▶ PROBLEM REQUIREMENTS: Repeat every line below exactly, word for word.

[[ DATA SHOWN open ]]

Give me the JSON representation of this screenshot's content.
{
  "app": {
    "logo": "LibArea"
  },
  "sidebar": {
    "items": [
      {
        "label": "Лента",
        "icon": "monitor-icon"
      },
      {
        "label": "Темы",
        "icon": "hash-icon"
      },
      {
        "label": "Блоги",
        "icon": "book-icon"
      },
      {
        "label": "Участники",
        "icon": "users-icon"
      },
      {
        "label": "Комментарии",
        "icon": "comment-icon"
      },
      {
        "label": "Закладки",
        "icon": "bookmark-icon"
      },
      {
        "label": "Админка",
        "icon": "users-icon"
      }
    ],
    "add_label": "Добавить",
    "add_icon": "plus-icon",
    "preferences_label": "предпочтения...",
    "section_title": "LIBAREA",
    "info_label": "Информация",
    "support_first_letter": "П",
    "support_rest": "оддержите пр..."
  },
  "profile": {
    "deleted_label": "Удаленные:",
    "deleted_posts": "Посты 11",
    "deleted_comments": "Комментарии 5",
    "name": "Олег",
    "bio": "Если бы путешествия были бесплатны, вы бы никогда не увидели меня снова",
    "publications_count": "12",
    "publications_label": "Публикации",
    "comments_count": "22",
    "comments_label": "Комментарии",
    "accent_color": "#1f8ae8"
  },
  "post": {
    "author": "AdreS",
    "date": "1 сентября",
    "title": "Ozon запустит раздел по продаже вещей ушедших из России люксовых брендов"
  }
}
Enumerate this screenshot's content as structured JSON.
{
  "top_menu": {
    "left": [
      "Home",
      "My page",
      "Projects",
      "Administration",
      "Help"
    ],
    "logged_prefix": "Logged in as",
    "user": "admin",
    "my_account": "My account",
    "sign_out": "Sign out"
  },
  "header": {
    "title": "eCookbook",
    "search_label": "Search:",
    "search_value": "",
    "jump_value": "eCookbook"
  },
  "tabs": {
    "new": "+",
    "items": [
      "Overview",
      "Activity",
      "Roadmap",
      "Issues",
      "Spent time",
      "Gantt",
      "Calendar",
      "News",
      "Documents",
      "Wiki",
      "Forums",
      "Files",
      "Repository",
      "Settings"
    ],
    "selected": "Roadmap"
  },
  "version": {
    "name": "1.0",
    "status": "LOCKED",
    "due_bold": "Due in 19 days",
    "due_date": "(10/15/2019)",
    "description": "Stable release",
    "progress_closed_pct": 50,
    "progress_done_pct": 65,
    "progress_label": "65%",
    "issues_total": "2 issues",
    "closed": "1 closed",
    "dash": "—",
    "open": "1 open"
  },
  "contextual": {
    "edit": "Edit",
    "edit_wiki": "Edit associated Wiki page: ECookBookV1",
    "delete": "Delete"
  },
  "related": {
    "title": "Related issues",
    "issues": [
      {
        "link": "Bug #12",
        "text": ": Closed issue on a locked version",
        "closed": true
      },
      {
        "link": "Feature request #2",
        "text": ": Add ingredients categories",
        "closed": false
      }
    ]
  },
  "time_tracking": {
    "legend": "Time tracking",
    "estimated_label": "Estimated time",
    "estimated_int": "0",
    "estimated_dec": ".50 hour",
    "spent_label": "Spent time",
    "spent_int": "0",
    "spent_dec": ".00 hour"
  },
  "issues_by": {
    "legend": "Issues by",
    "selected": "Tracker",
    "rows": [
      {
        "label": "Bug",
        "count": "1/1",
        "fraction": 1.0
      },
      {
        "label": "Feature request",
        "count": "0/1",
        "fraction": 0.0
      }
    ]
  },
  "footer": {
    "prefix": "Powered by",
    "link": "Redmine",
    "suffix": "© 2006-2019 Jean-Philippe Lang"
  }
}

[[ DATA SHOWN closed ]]

▶ EXERCISE OUTPUT:
Give me the JSON representation of this screenshot's content.
{
  "app": {
    "logo": "LibArea"
  },
  "sidebar": {
    "items": [
      {
        "label": "Лента",
        "icon": "monitor-icon"
      },
      {
        "label": "Темы",
        "icon": "hash-icon"
      },
      {
        "label": "Блоги",
        "icon": "book-icon"
      },
      {
        "label": "Участники",
        "icon": "users-icon"
      },
      {
        "label": "Комментарии",
        "icon": "comment-icon"
      },
      {
        "label": "Закладки",
        "icon": "bookmark-icon"
      },
      {
        "label": "Админка",
        "icon": "users-icon"
      }
    ],
    "add_label": "Добавить",
    "add_icon": "plus-icon",
    "preferences_label": "предпочтения...",
    "section_title": "LIBAREA",
    "info_label": "Информация",
    "support_first_letter": "П",
    "support_rest": "оддержите пр..."
  },
  "profile": {
    "deleted_label": "Удаленные:",
    "deleted_posts": "Посты 11",
    "deleted_comments": "Комментарии 5",
    "name": "Олег",
    "bio": "Если бы путешествия были бесплатны, вы бы никогда не увидели меня снова",
    "publications_count": "12",
    "publications_label": "Публикации",
    "comments_count": "22",
    "comments_label": "Комментарии",
    "accent_color": "#1f8ae8"
  },
  "post": {
    "author": "AdreS",
    "date": "1 сентября",
    "title": "Ozon запустит раздел по продаже вещей ушедших из России люксовых брендов"
  }
}
Enumerate this screenshot's content as structured JSON.
{
  "top_menu": {
    "left": [
      "Home",
      "My page",
      "Projects",
      "Administration",
      "Help"
    ],
    "logged_prefix": "Logged in as",
    "user": "admin",
    "my_account": "My account",
    "sign_out": "Sign out"
  },
  "header": {
    "title": "eCookbook",
    "search_label": "Search:",
    "search_value": "",
    "jump_value": "eCookbook"
  },
  "tabs": {
    "new": "+",
    "items": [
      "Overview",
      "Activity",
      "Roadmap",
      "Issues",
      "Spent time",
      "Gantt",
      "Calendar",
      "News",
      "Documents",
      "Wiki",
      "Forums",
      "Files",
      "Repository",
      "Settings"
    ],
    "selected": "Roadmap"
  },
  "version": {
    "name": "1.0",
    "status": "LOCKED",
    "due_bold": "Due in 19 days",
    "due_date": "(10/15/2019)",
    "description": "Stable release",
    "progress_closed_pct": 50,
    "progress_done_pct": 65,
    "progress_label": "65%",
    "issues_total": "2 issues",
    "closed": "1 closed",
    "dash": "—",
    "open": "1 open"
  },
  "contextual": {
    "edit": "Edit",
    "edit_wiki": "Edit associated Wiki page: ECookBookV1",
    "delete": "Delete"
  },
  "related": {
    "title": "Related issues",
    "issues": [
      {
        "link": "Bug #12",
        "text": ": Closed issue on a locked version",
        "closed": true
      },
      {
        "link": "Feature request #2",
        "text": ": Add ingredients categories",
        "closed": false
      }
    ]
  },
  "time_tracking": {
    "legend": "Time tracking",
    "estimated_label": "Estimated time",
    "estimated_int": "0",
    "estimated_dec": ".50 hour",
    "spent_label": "Spent time",
    "spent_int": "0",
    "spent_dec": ".00 hour"
  },
  "issues_by": {
    "legend": "Issues by",
    "selected": "Tracker",
    "rows": [
      {
        "label": "Bug",
        "count": "1/1",
        "fraction": 1.0
      },
      {
        "label": "Feature request",
        "count": "0/1",
        "fraction": 0.0
      }
    ]
  },
  "footer": {
    "prefix": "Powered by",
    "link": "Redmine",
    "suffix": "© 2006-2019 Jean-Philippe Lang"
  }
}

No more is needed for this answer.